Favoured by fashion editors, bloggers and style conscious citizens alike, Zara has become the first name on everyone’s lips when it comes to fast fashion. So much so that its success catapulted co-founder Amancio Ortega’s net worth to USD 85 billion, who briefly superseded Bill Gates as the richest man in the world late in August this year. For everyone who has ever wondered about the secret formula behind Zara’s crowd-pulling fame, we noted down five of its main contributing elements.
1. Really fast fashion
Supply chain management is the key to Zara’s success and much of it relies on the fact that they refresh collections almost twice a week — that’s a total of one hundred and four collections annually. When compared to that of a ready-to-wear designer who only pulls out four to five collections a year (with pre-collections, couture and resort-wear included), it was brands like Zara that contributed to the see-now, buy-now runway model. The time gap between collection ideation to store delivery is as short as two weeks and worries like ‘dead stock’ hardly deter them as the refreshed batches are of small quantity, so there isn’t a ton of unsold inventory to get rid of.
2. Vertical integration
In a supply chain there are four main phases; sourcing, manufacturing, distribution and retail. A company vertically integrates when it controls two or more of these stages. This operating model enables brands to change collections frequently and adapt to rapid demand changes while covering vast customer base. Zara operates their own clothes factories, employ their own designers and run their own shops — this, in turn offers them a huge advantage to translate the latest trend into new product and have it in stores in a couple of weeks.
3. Cashing in on trends
The millennial and Gen Z shoppers are frugal, value-minded and demand quick, on-trend fashion. Instead of spending money on research and development in an aim to be the next trendsetter or innovator, Zara focuses on the latest and of-the-moment trends, armed with its responsive supply chain that helps it churn out smack in the middle of the season.
4. Limited exclusivity
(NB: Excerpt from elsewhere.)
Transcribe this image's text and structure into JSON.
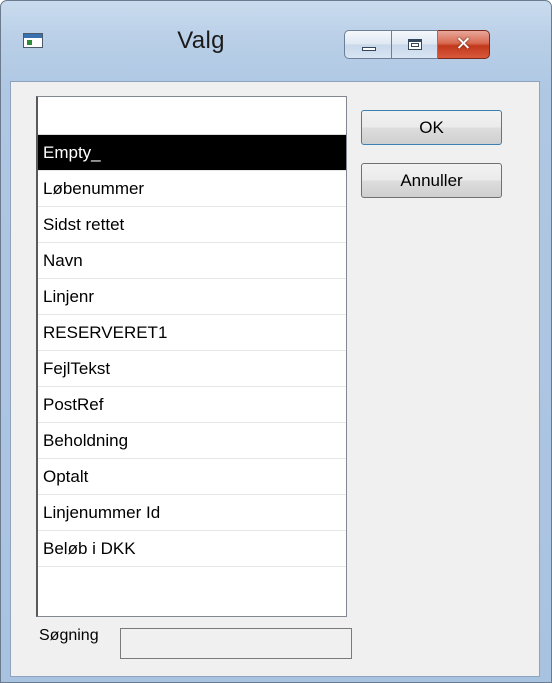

Most retailers and brands are used to working with a six month lead time — a tried-and-tested formula at that, but not without risk. By the time the stock rolls out, its at a higher risk of the trend turning outdated. With Zara’s on trend delivery, it also rolls out a limited amount of stock with each collection, that not only saves excess inventory but also gives the customers a sense of urgency to head out and buy the clothes before it gets replaced with the new or goes out of stock.
5. Consumer is key
Additionally, Zara boasts of a ‘data processing centre’ that’s open every hour of the day — it allows every single one of the stores to track sales data while another team zeroes in on customer feedback. Store managers actively monitor customers’ reactions on basis of what they buy or don’t buy and what they say to a sales clerk. The Inditex sales staff is trained to draw out these sorts of comments from their customers and store managers report this information to the headquarters everyday where it is then transmitted to a vast team of in-house designers, who quickly develop new designs and send them to factories to be turned into clothes.